To read Part 1 of this 2-part series, click here.
When I began my new position at VA, I was elated to be among the employed again. As a person that has worked since the age of 15, I began to heal from the extended period of despair and lost revenue. After my severance I had only missed one week’s pay. But to me, it felt like a lifetime. I do not joke about this, I understand that I am blessed and I am ever grateful. I know full well that it could have and could be much worse. But is does give me a real taste of what millions of Americans experience at some point in their careers.
Fool me once, shame on you. Fool me twice, shame on me. I reflected on my job search and took notes:
- Always have an updated resume
- Always be learning
- NEVER job hunt again without a degree
- Always be networking

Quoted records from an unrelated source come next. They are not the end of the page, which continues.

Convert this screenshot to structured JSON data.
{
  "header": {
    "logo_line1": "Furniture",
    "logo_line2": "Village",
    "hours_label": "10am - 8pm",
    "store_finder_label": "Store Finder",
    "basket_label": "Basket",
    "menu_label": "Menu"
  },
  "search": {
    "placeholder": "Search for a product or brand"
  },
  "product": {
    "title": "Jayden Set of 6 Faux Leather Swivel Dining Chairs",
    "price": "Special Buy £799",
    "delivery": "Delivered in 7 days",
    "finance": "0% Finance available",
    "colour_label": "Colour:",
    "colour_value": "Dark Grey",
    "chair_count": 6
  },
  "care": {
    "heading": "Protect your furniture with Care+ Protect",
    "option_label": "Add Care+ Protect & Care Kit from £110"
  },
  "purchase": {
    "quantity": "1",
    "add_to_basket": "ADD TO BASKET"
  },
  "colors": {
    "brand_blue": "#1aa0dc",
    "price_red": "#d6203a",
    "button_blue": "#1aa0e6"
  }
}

Over the past few years, I have improved my resume, experiences, network and education quite a bit. I completed a Bachelor’s degree and developed a hunger for life-long learning. I have expanded my network with new contacts, mentors, leaders and even past co-workers. I manage to keep up with them on networking sites and learn from industry peers and experts.
One of the things I had not done lately was apply for a new job. I am challenged, and serve a worthy purpose in my position, so there really is not sense in applying for other positions. Or is there? Now I am speaking to the employed, the under-employed, and the satisfied professional. One person’s treasure can be another person’s trash and vice versa… popular today, not tomorrow.
So I began applying. Guess what I am learning – it’s competitive out there. My wife and mother tell me I am the best, but I am reminded that many people are told the same thing. The general rules still apply, but it reminds me to ever be improving, learning and growing. It also validates many job-seeker complaints. The system of applying for jobs is broken. Applying to a job posting is hit or miss. While you may apply, you most likely will never get a response from the person who posted the job. The job poster may be a very busy non-profit volunteer or an overworked HR rep. Often, the job poster does not even work for the hiring company, but is an outsourced recruiter to narrow the search down to a few top candidates.
There are some better tools today to assist in estimating salaries and company culture. Using career sites such as LinkedIn and Glassdoor provide analytics and samples that can help you evaluate your own resume. Comparing skills on your profile to those sought by the poster can aid in determining where you stand. Some even tell you if you are in the running or not compared to the other 50 applicants.
The army taught me to “train as I fight”. That means in real life. I must have real tools ready, equipped and prepared. I must know how to use them and where my competition is as well as my co-worker strengths and weaknesses. It also means I need to be an expert at job-seeking.
In May 2008, Darren Sherrard was appointed as the Associate Director of Healthcare Recruitment and Marketing (HRM) at the Veterans Health Administration (VHA) Workforce Management and Consulting office (WMC). As Associate Director, Darren oversees VHA’s national recruitment marketing campaigns inclusive of television commercials, print and online media, and recruitment marketing sites. He leads a diverse marketing team representing VA Careers’ website, social media sites, and VHA recruitment events. Darren coordinates strategies, campaigns and effective approaches to carry out HRM’s mission of “driving qualified candidates to VACareers.va.gov.” Prior to joining VHA, Darren was Chief Operating Officer of a healthcare staffing firm which he modernized from a small regional company into a thriving national corporation. Darren served 20 years in the U.S. Army; 13 of which were spent in recruiting. During that time, he was known for his ability to transform low performing organizations through training, motivation and ability to develop and provide needed recruitment tools. Darren is devoted to finding the best talent to provide the best care for our Nation’s Veterans.
To explore VHA opportunities, visit VACareers.va.gov.